The plot of Irma Vep revolves around a film production which is to remake Louis Feuillade’s 1915 silent serial Les vampires. “Les vampires” is an anagram for Irma Vep, the name of the main character in the serial who works as a thief by night, clad in a tight, full-body leather outfit. The remake is being helmed by an aging French film director who cast Hong Kong action star Maggie Cheung (playing a version of herself) to lead this French production of a very traditional French story. The chaos of the production drives the director and film to their creative edges, culminating in something quite unpredictable.
Olivier Assayas has made 18 feature films to date (if you count his three-part Carlos as one), with Irma Vep being his sixth. I have seen all but two or three of his features, but my first exposure to his work was Irma Vep, which we screened at our small theatre in Michigan, the Vickers Theatre, when the film opened in the U.S. I was blown away — I had not seen anything quite like it at the time. It is a joyride of a trainwreck of a film — within a film — coming to a catharsis at the end, which I will touch on below (without blatant spoilers).
Assayas is an interesting filmmaker, to say the least. He is the son of French filmmaker Raymond Assayas, who directed films under the name Jacques Rémy. Like his French New Wave predecessors, he began as a film journalist with Cahiers du Cinéma before starting to write and direct short films. His debut feature film was Disorder in 1986, but his 1994 film Cold Water (which is also available on Criterion and I highly recommend viewing) gained him international attention when it screened as part of the Un Certain Regard section at the Cannes Film Festival. The film has one of the most beautiful and visceral night party scenes committed to film.
Irma Vep started out as an anthology film between Claire Denis, Atom Egoyan, and Assayas — at the prompting of Denis. Assayas had some time to kill while waiting for the production of his film Les Destinées (Sentimental Destinies) to begin. The three filmmakers started writing short films which would all take place in the same hotel. This idea was hijacked after Assayas met Maggie Cheung at a film festival, where she was representing Wong Kar Wai’s Ashes of Time. He then decided to expand his short film idea and write Irma Vep with a part for Cheung.
Assayas is a true auteur, having written every film he has directed. Though he was lumped into a group of filmmakers coined the New French Extreme by critic James Quandt, Assayas’ films (on a whole) are perhaps the least provocative or transgressive of those of the other filmmakers within the group. They are, however, often strong social and political critiques, challenging the status quo of the moments he is creating on film.

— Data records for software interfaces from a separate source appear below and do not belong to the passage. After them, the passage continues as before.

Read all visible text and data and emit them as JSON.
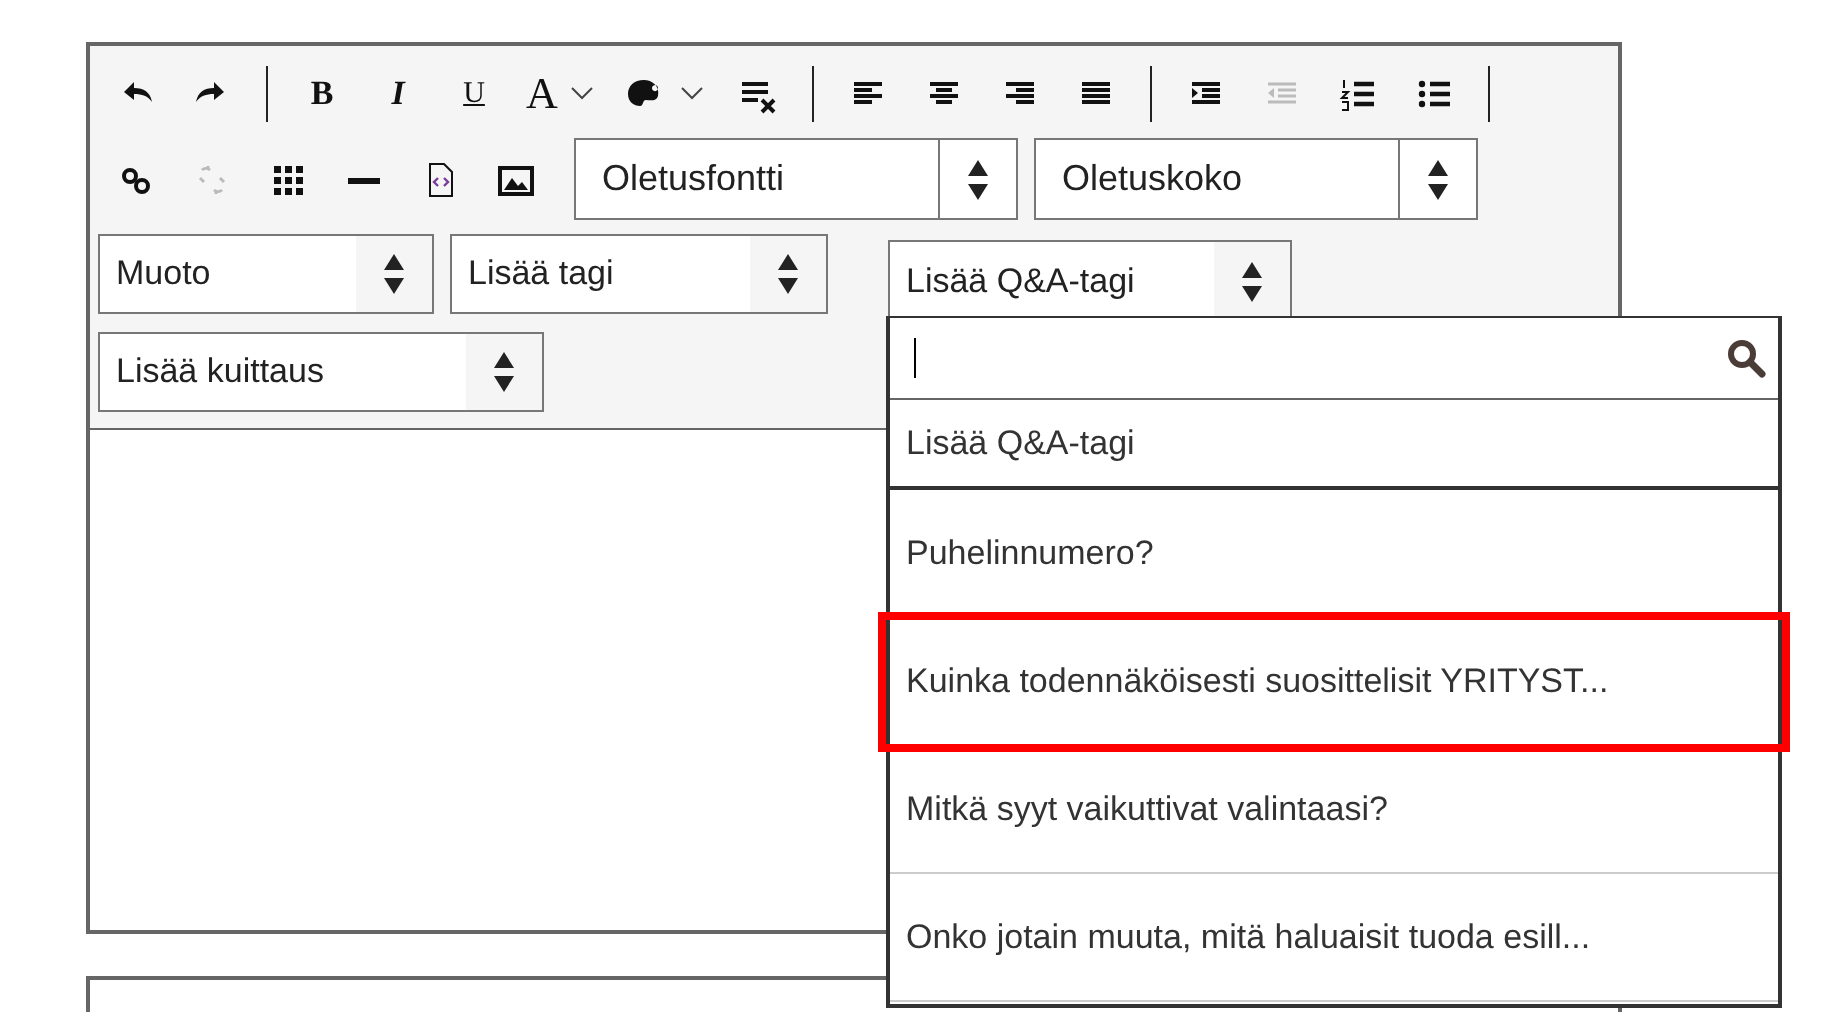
{
  "toolbar": {
    "row_1": [
      {
        "kind": "undo",
        "disabled": false
      },
      {
        "kind": "redo",
        "disabled": false
      },
      {
        "kind": "separator"
      },
      {
        "kind": "bold",
        "label": "B",
        "disabled": false
      },
      {
        "kind": "italic",
        "label": "I",
        "disabled": false
      },
      {
        "kind": "underline",
        "label": "U",
        "disabled": false
      },
      {
        "kind": "text-color",
        "label": "A",
        "disabled": false
      },
      {
        "kind": "background-color",
        "disabled": false
      },
      {
        "kind": "clear-format",
        "disabled": false
      },
      {
        "kind": "separator"
      },
      {
        "kind": "align-left",
        "disabled": false
      },
      {
        "kind": "align-center",
        "disabled": false
      },
      {
        "kind": "align-right",
        "disabled": false
      },
      {
        "kind": "justify",
        "disabled": false
      },
      {
        "kind": "separator"
      },
      {
        "kind": "indent",
        "disabled": false
      },
      {
        "kind": "outdent",
        "disabled": true
      },
      {
        "kind": "numbered-list",
        "disabled": false
      },
      {
        "kind": "bullet-list",
        "disabled": false
      },
      {
        "kind": "separator"
      }
    ],
    "row_2": [
      {
        "kind": "link",
        "disabled": false
      },
      {
        "kind": "unlink",
        "disabled": true
      },
      {
        "kind": "table",
        "disabled": false
      },
      {
        "kind": "horizontal-rule",
        "disabled": false
      },
      {
        "kind": "source",
        "disabled": false
      },
      {
        "kind": "image",
        "disabled": false
      }
    ],
    "font_select": {
      "value": "Oletusfontti"
    },
    "size_select": {
      "value": "Oletuskoko"
    },
    "format_select": {
      "value": "Muoto"
    },
    "tag_select": {
      "value": "Lisää tagi"
    },
    "qa_tag_select": {
      "value": "Lisää Q&A-tagi",
      "open": true
    },
    "acknowledgement_select": {
      "value": "Lisää kuittaus"
    }
  },
  "dropdown": {
    "items": [
      {
        "label": "Lisää Q&A-tagi",
        "kind": "placeholder",
        "highlighted": false
      },
      {
        "label": "Puhelinnumero?",
        "kind": "option",
        "highlighted": false
      },
      {
        "label": "Kuinka todennäköisesti suosittelisit YRITYST...",
        "kind": "option",
        "highlighted": true
      },
      {
        "label": "Mitkä syyt vaikuttivat valintaasi?",
        "kind": "option",
        "highlighted": false
      },
      {
        "label": "Onko jotain muuta, mitä haluaisit tuoda esill...",
        "kind": "option",
        "highlighted": false
      }
    ]
  }
}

And how can that not be, coming of age in the late 1960s? In his own words, he was “defined by the politics of May ’68.” His film language is informed by Robert Bresson, but his biggest intellectual influence is Guy Debord, Marxist theorist, philosopher, and founder of a Letterist faction and Situationist International. Debord’s best known work is the 1967 book and 1973 film The Society of the Spectacle, which aims to “wake up the spectator who has been drugged by spectacular images…through radical action in the form of the construction of situations…situations that bring a revolutionary reordering of life, politics, and art.”

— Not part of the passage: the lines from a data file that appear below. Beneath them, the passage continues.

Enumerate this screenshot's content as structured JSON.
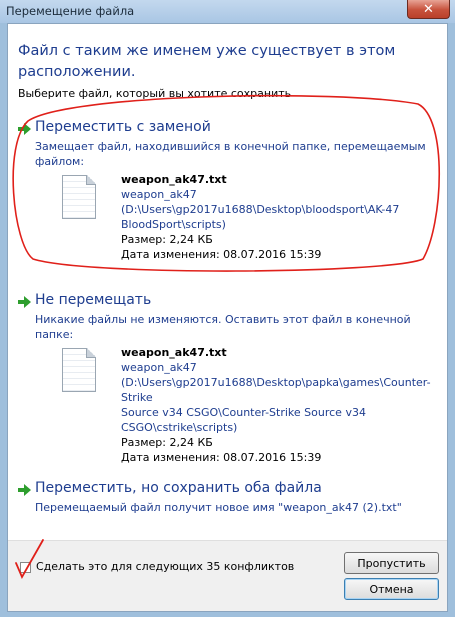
{
  "window": {
    "title": "Перемещение файла"
  },
  "heading": "Файл с таким же именем уже существует в этом расположении.",
  "subtitle": "Выберите файл, который вы хотите сохранить",
  "options": [
    {
      "title": "Переместить с заменой",
      "description": "Замещает файл, находившийся в конечной папке, перемещаемым файлом:",
      "file": {
        "name": "weapon_ak47.txt",
        "path_lines": [
          "weapon_ak47",
          "(D:\\Users\\gp2017u1688\\Desktop\\bloodsport\\AK-47",
          "BloodSport\\scripts)"
        ],
        "size": "Размер: 2,24 КБ",
        "modified": "Дата изменения: 08.07.2016 15:39"
      }
    },
    {
      "title": "Не перемещать",
      "description": "Никакие файлы не изменяются. Оставить этот файл в конечной папке:",
      "file": {
        "name": "weapon_ak47.txt",
        "path_lines": [
          "weapon_ak47",
          "(D:\\Users\\gp2017u1688\\Desktop\\papka\\games\\Counter-Strike",
          "Source v34 CSGO\\Counter-Strike Source v34",
          "CSGO\\cstrike\\scripts)"
        ],
        "size": "Размер: 2,24 КБ",
        "modified": "Дата изменения: 08.07.2016 15:39"
      }
    },
    {
      "title": "Переместить, но сохранить оба файла",
      "description": "Перемещаемый файл получит новое имя \"weapon_ak47 (2).txt\""
    }
  ],
  "checkbox": {
    "label": "Сделать это для следующих 35 конфликтов",
    "checked": false
  },
  "buttons": {
    "skip": "Пропустить",
    "cancel": "Отмена"
  },
  "icons": {
    "option_arrow": "green-arrow-icon",
    "close": "close-icon",
    "file": "text-file-icon"
  },
  "colors": {
    "link_blue": "#1e3d8f",
    "arrow_green": "#2e9e2e",
    "annotation_red": "#e0201a"
  }
}
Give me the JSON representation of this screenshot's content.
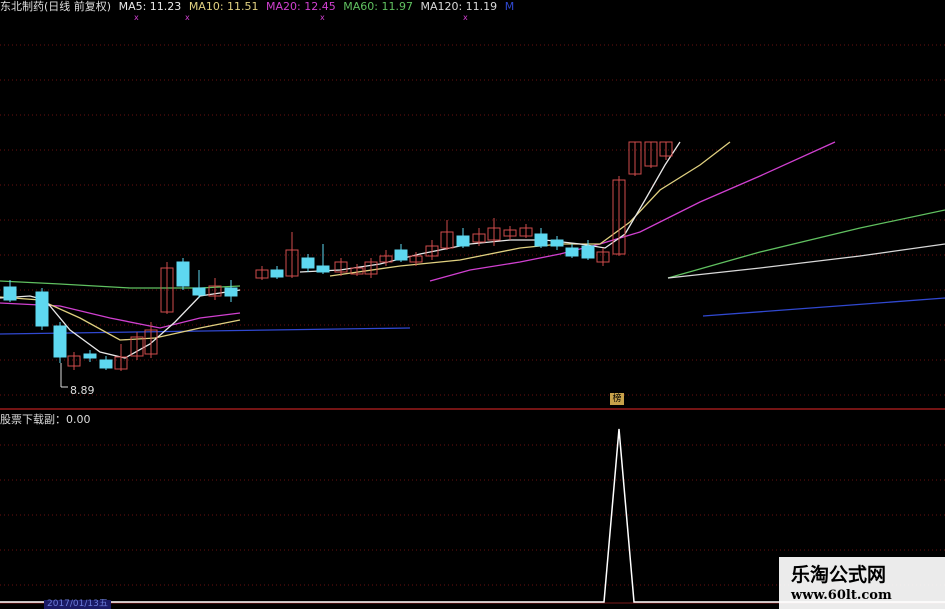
{
  "header": {
    "stock": "东北制药(日线 前复权)",
    "ma5": "MA5: 11.23",
    "ma10": "MA10: 11.51",
    "ma20": "MA20: 12.45",
    "ma60": "MA60: 11.97",
    "ma120": "MA120: 11.19",
    "extra": "M"
  },
  "annotations": {
    "low_price": "8.89",
    "marker": "榜"
  },
  "indicator": {
    "label": "股票下载副：0.00"
  },
  "footer": {
    "date": "2017/01/13五"
  },
  "watermark": {
    "title": "乐淘公式网",
    "url": "www.60lt.com"
  },
  "colors": {
    "background": "#000000",
    "divider": "#9a1a1a",
    "grid": "#6a1010",
    "candle_up": "#d04c4c",
    "candle_down": "#5ed8f0",
    "ma5": "#e8e8e8",
    "ma10": "#e0d080",
    "ma20": "#d040d0",
    "ma60": "#60c060",
    "ma120": "#d8d8d8",
    "ma250": "#3048d0",
    "indicator_line": "#ffffff"
  }
}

At the unforgettable end of Irma Vep, Debord’s influence is given center stage, at the service of Olivier Assayas, Remy Vidal, and the film itself.

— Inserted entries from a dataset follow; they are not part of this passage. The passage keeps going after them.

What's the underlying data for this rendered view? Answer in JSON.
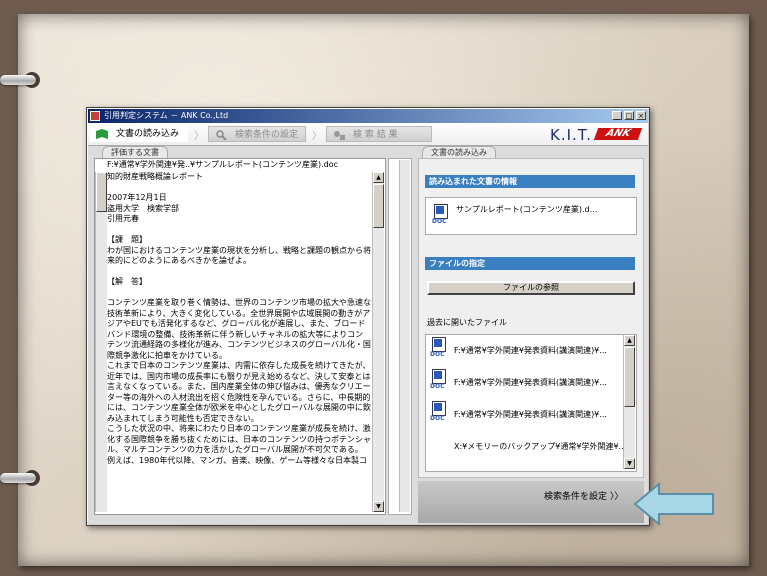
{
  "window": {
    "title": "引用判定システム － ANK Co.,Ltd"
  },
  "steps": {
    "load": "文書の読み込み",
    "search_cond": "検索条件の設定",
    "results": "検 索 結 果"
  },
  "brand": {
    "kit": "K.I.T.",
    "ank": "ANK"
  },
  "left": {
    "tab": "評価する文書",
    "filepath": "F:¥通常¥学外関連¥発..¥サンプルレポート(コンテンツ産業).doc",
    "text": "知的財産戦略概論レポート\n\n2007年12月1日\n盗用大学　検索学部\n引用元春\n\n【課　題】\nわが国におけるコンテンツ産業の現状を分析し、戦略と課題の観点から将来的にどのようにあるべきかを論ぜよ。\n\n【解　答】\n\nコンテンツ産業を取り巻く情勢は、世界のコンテンツ市場の拡大や急速な技術革新により、大きく変化している。全世界展開や広域展開の動きがアジアやEUでも活発化するなど、グローバル化が進展し、また、ブロードバンド環境の整備、技術革新に伴う新しいチャネルの拡大等によりコンテンツ流通経路の多様化が進み、コンテンツビジネスのグローバル化・国際競争激化に拍車をかけている。\nこれまで日本のコンテンツ産業は、内需に依存した成長を続けてきたが、近年では、国内市場の成長率にも翳りが見え始めるなど、決して安泰とは言えなくなっている。また、国内産業全体の伸び悩みは、優秀なクリエーター等の海外への人材流出を招く危険性を孕んでいる。さらに、中長期的には、コンテンツ産業全体が欧米を中心としたグローバルな展開の中に飲み込まれてしまう可能性も否定できない。\nこうした状況の中、将来にわたり日本のコンテンツ産業が成長を続け、激化する国際競争を勝ち抜くためには、日本のコンテンツの持つポテンシャル、マルチコンテンツの力を活かしたグローバル展開が不可欠である。\n例えば、1980年代以降、マンガ、音楽、映像、ゲーム等様々な日本製コ"
  },
  "right": {
    "tab": "文書の読み込み",
    "info_header": "読み込まれた文書の情報",
    "loaded_file": "サンプルレポート(コンテンツ産業).d...",
    "file_header": "ファイルの指定",
    "browse_button": "ファイルの参照",
    "history_label": "過去に開いたファイル",
    "history": [
      "F:¥通常¥学外関連¥発表資料(講演関連)¥...",
      "F:¥通常¥学外関連¥発表資料(講演関連)¥...",
      "F:¥通常¥学外関連¥発表資料(講演関連)¥...",
      "X:¥メモリーのバックアップ¥通常¥学外関連¥..."
    ],
    "icon_label": "DOC"
  },
  "footer": {
    "next_button": "検索条件を設定 〉〉"
  },
  "colors": {
    "section_header": "#3a7fbf",
    "titlebar": "#0a246a",
    "accent_arrow": "#a8d8e8"
  }
}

Though Irma Vep is a critique of the French film industry and art’s commercialism of the time, the film was given enough funding by the French government to nimbly shoot on Super 16mm over four weeks (with the silent B&W film-within-the-film shot on 35mm). Industry and social critiques aside, the film remains Assayas’ most commercially successful film to date. Then again, HBO’s Irma Vep has yet to make its debut…
Irma Vep screens at IU Cinema on December 9 at 7 pm. This screening is the inaugural program of an annual series called Jon Vickers Pics, which honors IU Cinema’s founding director emeritus and is endowed by Darlene J. Sadlier and James O. Naremore, two immensely important figures in the development of IU Cinema. Thanks to them both for their many contributions to IU Cinema, including the endowment of this series. The screening will be followed by a short conversation about the film between Jon Vickers and James Naremore.
Jon Vickers is the founding director emeritus of IU Cinema. His tenure included ‘building community’ through film experiences since the early 1990s, having opened and built programs for three thriving art cinemas in the Midwest. Favorite film: Dead Man (Jim Jarmusch, 1995).